Maddie became the most reported missing person in the world

Kate said during their libel battles with him: “It was very painful to read and I also felt anxious and fearful because of the damage I felt it was doing here in Portugal.

“We were working so hard, trying to do everything in our power. It was hard enough without all our efforts being crushed in this way. It intensified the pain and fear that there was no point and we might as well give up.”

Two sniffer dogs trained to detect the “scent of death” from corpses and blood made alert signals in the apartment. They were also said to have found a scent in a car Kate and Gerry rented three weeks after Maddie vanished. But samples analysed by the UK’s Forensic Science Service were “inconclusive”.

Kate and Gerry said later they feared Maddie’s kidnapper may strike again and they believed he or she would have been laughing at claims they hid her body.

Madeleine McCann
The Brit would now be 17-years-old

In November 2007, a local pizza shop owner told British media he saw a “vicious-looking” man and woman dragging a little blonde girl towards the marina at 6am. He said Portuguese police ignored his report.

Another Ocean Club worker later claimed to have seen a man lurking under the stairwell outside the McCanns’ apartment.

Then in July 2008, the Portuguese police shelved the probe and released the McCanns as arguidos. But Kate and Gerry refused to give up and set up a fund to raise cash to keep hunting.

Hopes continued to be raised, only to be dashed. In 2011, the McCanns met Theresa May, then Home Secretary, and PM David Cameron to beg them to get the British police involved.

She vanished from Ocean Club in Praia da Luz

Officers flew to Portugal to look and began following the first of 560 lines of inquiry. In 2012, detectives said Madeleine could still be alive and released a computer image of how she may look aged nine.

And in 2014, searches of 60,000 square metres of scrubland were made. British police have spent almost £12million on the hunt and taken 1,338 statements, collected 1,027 exhibits and probed 60 persons of interest, plus 650 sex offenders. In March this year, the Met requested a cash boost to follow their final lines of inquiry, which the Home Office was expected to approve.

On the eve of the 10th anniversary of the disappearance, in 2017, the McCanns said they would do “whatever it takes for as long as it takes” to find her. Kate said: “My hope for Madeleine being out there is no less than it was 10 years ago.” And Gerry added: “We are still looking forward. We still hope.”

Last month, they had to mark the 13th anniversary of Madeleine’s disappearance in lockdown, while they would normally hold prayers at their local war memorial. But they urged their supporters not to forget missing Madeleine.
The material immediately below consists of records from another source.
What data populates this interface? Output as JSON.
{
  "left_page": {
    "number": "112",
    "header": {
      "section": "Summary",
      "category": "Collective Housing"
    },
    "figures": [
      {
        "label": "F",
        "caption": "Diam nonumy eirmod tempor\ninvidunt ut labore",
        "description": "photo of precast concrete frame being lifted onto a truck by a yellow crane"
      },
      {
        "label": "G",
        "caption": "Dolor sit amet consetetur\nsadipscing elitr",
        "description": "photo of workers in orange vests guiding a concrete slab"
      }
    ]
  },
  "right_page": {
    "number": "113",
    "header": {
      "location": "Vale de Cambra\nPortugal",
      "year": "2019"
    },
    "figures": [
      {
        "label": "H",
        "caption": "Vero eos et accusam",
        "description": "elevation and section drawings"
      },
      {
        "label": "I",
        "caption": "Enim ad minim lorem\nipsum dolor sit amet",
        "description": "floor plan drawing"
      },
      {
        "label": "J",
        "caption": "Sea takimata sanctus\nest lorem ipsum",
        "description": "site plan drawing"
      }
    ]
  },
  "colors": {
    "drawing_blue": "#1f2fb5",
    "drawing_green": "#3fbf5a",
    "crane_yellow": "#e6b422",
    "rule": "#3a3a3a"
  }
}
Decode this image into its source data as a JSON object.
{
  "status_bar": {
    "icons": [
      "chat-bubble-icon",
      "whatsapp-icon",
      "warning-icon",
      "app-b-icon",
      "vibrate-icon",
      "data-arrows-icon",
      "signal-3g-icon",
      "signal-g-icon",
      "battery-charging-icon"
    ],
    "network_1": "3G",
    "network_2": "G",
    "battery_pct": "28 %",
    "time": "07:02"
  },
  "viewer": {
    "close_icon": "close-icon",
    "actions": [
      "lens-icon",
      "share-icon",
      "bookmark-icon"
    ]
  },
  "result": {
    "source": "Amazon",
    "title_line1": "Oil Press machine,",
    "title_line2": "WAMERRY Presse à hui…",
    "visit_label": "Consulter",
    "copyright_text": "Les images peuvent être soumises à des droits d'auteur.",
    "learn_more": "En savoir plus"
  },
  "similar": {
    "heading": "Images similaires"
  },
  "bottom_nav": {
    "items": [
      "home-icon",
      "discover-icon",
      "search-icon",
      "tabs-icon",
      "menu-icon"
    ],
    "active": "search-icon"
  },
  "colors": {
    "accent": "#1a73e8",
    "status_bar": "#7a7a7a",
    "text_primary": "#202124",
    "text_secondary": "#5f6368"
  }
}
Interest in the new suspect was sparked by a call to Scotland Yard three years ago. Now, the family must hope that this is the key to finally solving the mystery of what happened.